EXTRACTED RECORDS START
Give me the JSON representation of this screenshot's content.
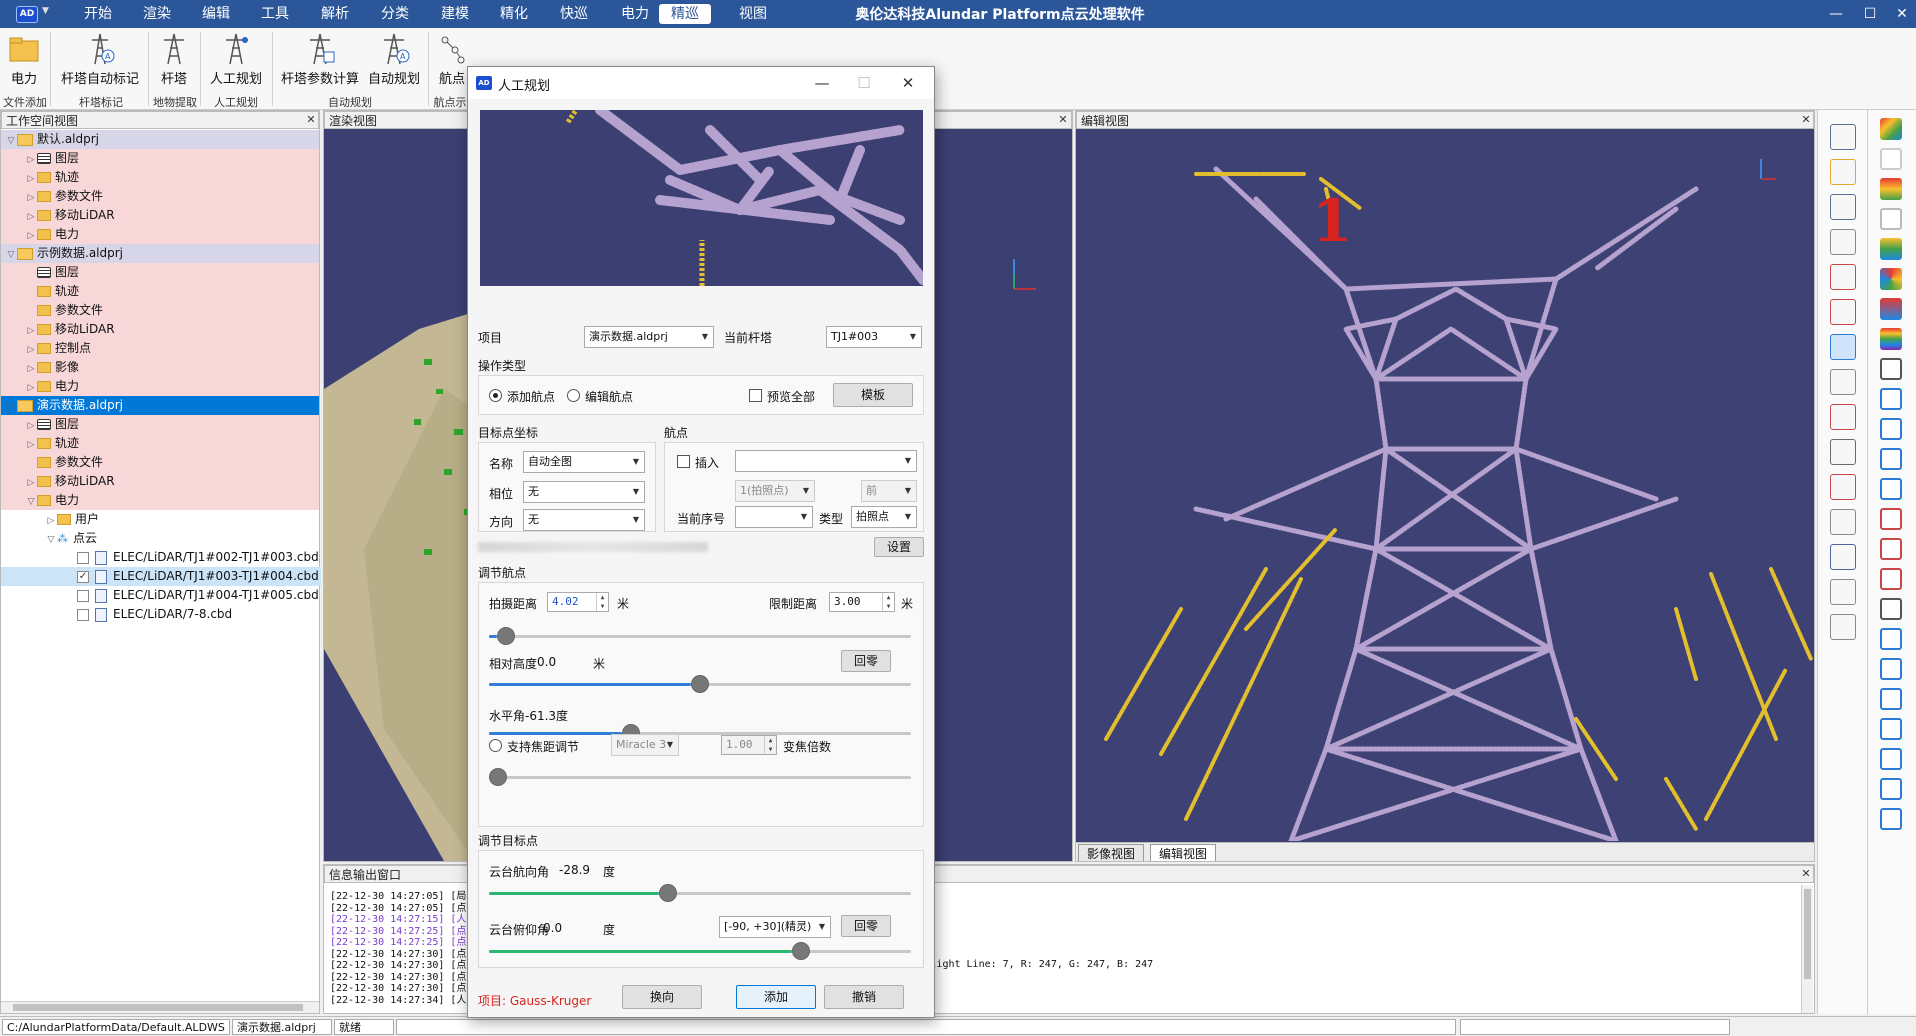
{
  "app": {
    "title": "奥伦达科技Alundar Platform点云处理软件",
    "logo": "AD"
  },
  "menu": [
    "开始",
    "渲染",
    "编辑",
    "工具",
    "解析",
    "分类",
    "建模",
    "精化",
    "快巡",
    "电力",
    "精巡",
    "视图"
  ],
  "menu_active": "精巡",
  "ribbon": {
    "buttons": [
      "电力",
      "杆塔自动标记",
      "杆塔",
      "人工规划",
      "杆塔参数计算",
      "自动规划",
      "航点"
    ],
    "groups": [
      "文件添加",
      "杆塔标记",
      "地物提取",
      "人工规划",
      "自动规划",
      "航点示"
    ]
  },
  "workspace": {
    "title": "工作空间视图",
    "rows": [
      {
        "text": "默认.aldprj",
        "style": "gray",
        "depth": 0,
        "icon": "proj",
        "arrow": "▽"
      },
      {
        "text": "图层",
        "style": "pink",
        "depth": 1,
        "icon": "layers",
        "arrow": "▷"
      },
      {
        "text": "轨迹",
        "style": "pink",
        "depth": 1,
        "icon": "folder",
        "arrow": "▷"
      },
      {
        "text": "参数文件",
        "style": "pink",
        "depth": 1,
        "icon": "folder",
        "arrow": "▷"
      },
      {
        "text": "移动LiDAR",
        "style": "pink",
        "depth": 1,
        "icon": "folder",
        "arrow": "▷"
      },
      {
        "text": "电力",
        "style": "pink",
        "depth": 1,
        "icon": "folder",
        "arrow": "▷"
      },
      {
        "text": "示例数据.aldprj",
        "style": "gray",
        "depth": 0,
        "icon": "proj",
        "arrow": "▽"
      },
      {
        "text": "图层",
        "style": "pink",
        "depth": 1,
        "icon": "layers",
        "arrow": ""
      },
      {
        "text": "轨迹",
        "style": "pink",
        "depth": 1,
        "icon": "folder",
        "arrow": ""
      },
      {
        "text": "参数文件",
        "style": "pink",
        "depth": 1,
        "icon": "folder",
        "arrow": ""
      },
      {
        "text": "移动LiDAR",
        "style": "pink",
        "depth": 1,
        "icon": "folder",
        "arrow": "▷"
      },
      {
        "text": "控制点",
        "style": "pink",
        "depth": 1,
        "icon": "folder",
        "arrow": "▷"
      },
      {
        "text": "影像",
        "style": "pink",
        "depth": 1,
        "icon": "folder",
        "arrow": "▷"
      },
      {
        "text": "电力",
        "style": "pink",
        "depth": 1,
        "icon": "folder",
        "arrow": "▷"
      },
      {
        "text": "演示数据.aldprj",
        "style": "sel",
        "depth": 0,
        "icon": "proj",
        "arrow": "▽"
      },
      {
        "text": "图层",
        "style": "pink",
        "depth": 1,
        "icon": "layers",
        "arrow": "▷"
      },
      {
        "text": "轨迹",
        "style": "pink",
        "depth": 1,
        "icon": "folder",
        "arrow": "▷"
      },
      {
        "text": "参数文件",
        "style": "pink",
        "depth": 1,
        "icon": "folder",
        "arrow": ""
      },
      {
        "text": "移动LiDAR",
        "style": "pink",
        "depth": 1,
        "icon": "folder",
        "arrow": "▷"
      },
      {
        "text": "电力",
        "style": "pink",
        "depth": 1,
        "icon": "folder",
        "arrow": "▽"
      },
      {
        "text": "用户",
        "style": "",
        "depth": 2,
        "icon": "folder",
        "arrow": "▷"
      },
      {
        "text": "点云",
        "style": "",
        "depth": 2,
        "icon": "cloud",
        "arrow": "▽"
      },
      {
        "text": "ELEC/LiDAR/TJ1#002-TJ1#003.cbd",
        "style": "",
        "depth": 3,
        "icon": "file",
        "arrow": "",
        "check": false
      },
      {
        "text": "ELEC/LiDAR/TJ1#003-TJ1#004.cbd",
        "style": "lightsel",
        "depth": 3,
        "icon": "file",
        "arrow": "",
        "check": true
      },
      {
        "text": "ELEC/LiDAR/TJ1#004-TJ1#005.cbd",
        "style": "",
        "depth": 3,
        "icon": "file",
        "arrow": "",
        "check": false
      },
      {
        "text": "ELEC/LiDAR/7-8.cbd",
        "style": "",
        "depth": 3,
        "icon": "file",
        "arrow": "",
        "check": false
      }
    ]
  },
  "render_view": {
    "title": "渲染视图"
  },
  "edit_view": {
    "title": "编辑视图",
    "marker": "1",
    "tabs": [
      "影像视图",
      "编辑视图"
    ],
    "active_tab": "编辑视图"
  },
  "info_output": {
    "title": "信息输出窗口",
    "lines": [
      {
        "text": "[22-12-30 14:27:05] [局",
        "color": "#111"
      },
      {
        "text": "[22-12-30 14:27:05] [点",
        "color": "#111"
      },
      {
        "text": "[22-12-30 14:27:15] [人",
        "color": "#7b3fd0"
      },
      {
        "text": "[22-12-30 14:27:25] [点",
        "color": "#7b3fd0"
      },
      {
        "text": "[22-12-30 14:27:25] [点",
        "color": "#7b3fd0"
      },
      {
        "text": "[22-12-30 14:27:30] [点",
        "color": "#111"
      },
      {
        "text": "[22-12-30 14:27:30] [点",
        "color": "#111"
      },
      {
        "text": "[22-12-30 14:27:30] [点",
        "color": "#111"
      },
      {
        "text": "[22-12-30 14:27:30] [点",
        "color": "#111"
      },
      {
        "text": "[22-12-30 14:27:34] [人",
        "color": "#111"
      }
    ],
    "point_info": "1: 15 杆塔, Return: 0, Flight Line: 7, R: 247, G: 247, B: 247"
  },
  "statusbar": {
    "path": "C:/AlundarPlatformData/Default.ALDWS",
    "project": "演示数据.aldprj",
    "state": "就绪"
  },
  "dialog": {
    "title": "人工规划",
    "project_label": "项目",
    "project_value": "演示数据.aldprj",
    "tower_label": "当前杆塔",
    "tower_value": "TJ1#003",
    "op_type_label": "操作类型",
    "add_waypoint": "添加航点",
    "edit_waypoint": "编辑航点",
    "add_selected": true,
    "preview_all": "预览全部",
    "template_btn": "模板",
    "target_coord_label": "目标点坐标",
    "name_label": "名称",
    "name_value": "自动全图",
    "phase_label": "相位",
    "phase_value": "无",
    "direction_label": "方向",
    "direction_value": "无",
    "waypoint_label": "航点",
    "insert_label": "插入",
    "insert_value": "",
    "shot_value": "1(拍照点)",
    "front_value": "前",
    "current_index_label": "当前序号",
    "current_index_value": "",
    "type_label": "类型",
    "type_value": "拍照点",
    "settings_btn": "设置",
    "adjust_waypoint_label": "调节航点",
    "shoot_dist_label": "拍摄距离",
    "shoot_dist_value": "4.02",
    "meter": "米",
    "limit_dist_label": "限制距离",
    "limit_dist_value": "3.00",
    "shoot_dist_slider": 0.02,
    "rel_height_label": "相对高度",
    "rel_height_value": "0.0",
    "rel_height_slider": 0.5,
    "reset_btn": "回零",
    "horiz_angle_label": "水平角-61.3度",
    "horiz_angle_slider": 0.33,
    "zoom_label": "支持焦距调节",
    "camera_value": "Miracle 3",
    "zoom_value": "1.00",
    "zoom_factor_label": "变焦倍数",
    "zoom_slider": 0.0,
    "adjust_target_label": "调节目标点",
    "yaw_label": "云台航向角",
    "yaw_value": "-28.9",
    "degree": "度",
    "yaw_slider": 0.42,
    "pitch_label": "云台俯仰角",
    "pitch_value": "0.0",
    "pitch_range_value": "[-90, +30](精灵)",
    "pitch_slider": 0.75,
    "project_coord": "项目: Gauss-Kruger",
    "swap_btn": "换向",
    "add_btn": "添加",
    "undo_btn": "撤销"
  },
  "colors": {
    "titlebar": "#2b579a",
    "viewport": "#3b3f72",
    "tower": "#b5a2cf",
    "conductor": "#e4bf2d",
    "accent": "#0078d7",
    "slider_blue": "#2f7fd6",
    "slider_green": "#2bb673",
    "warning_red": "#d9231f"
  }
}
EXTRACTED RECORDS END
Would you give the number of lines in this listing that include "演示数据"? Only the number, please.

ANSWER BOX:
3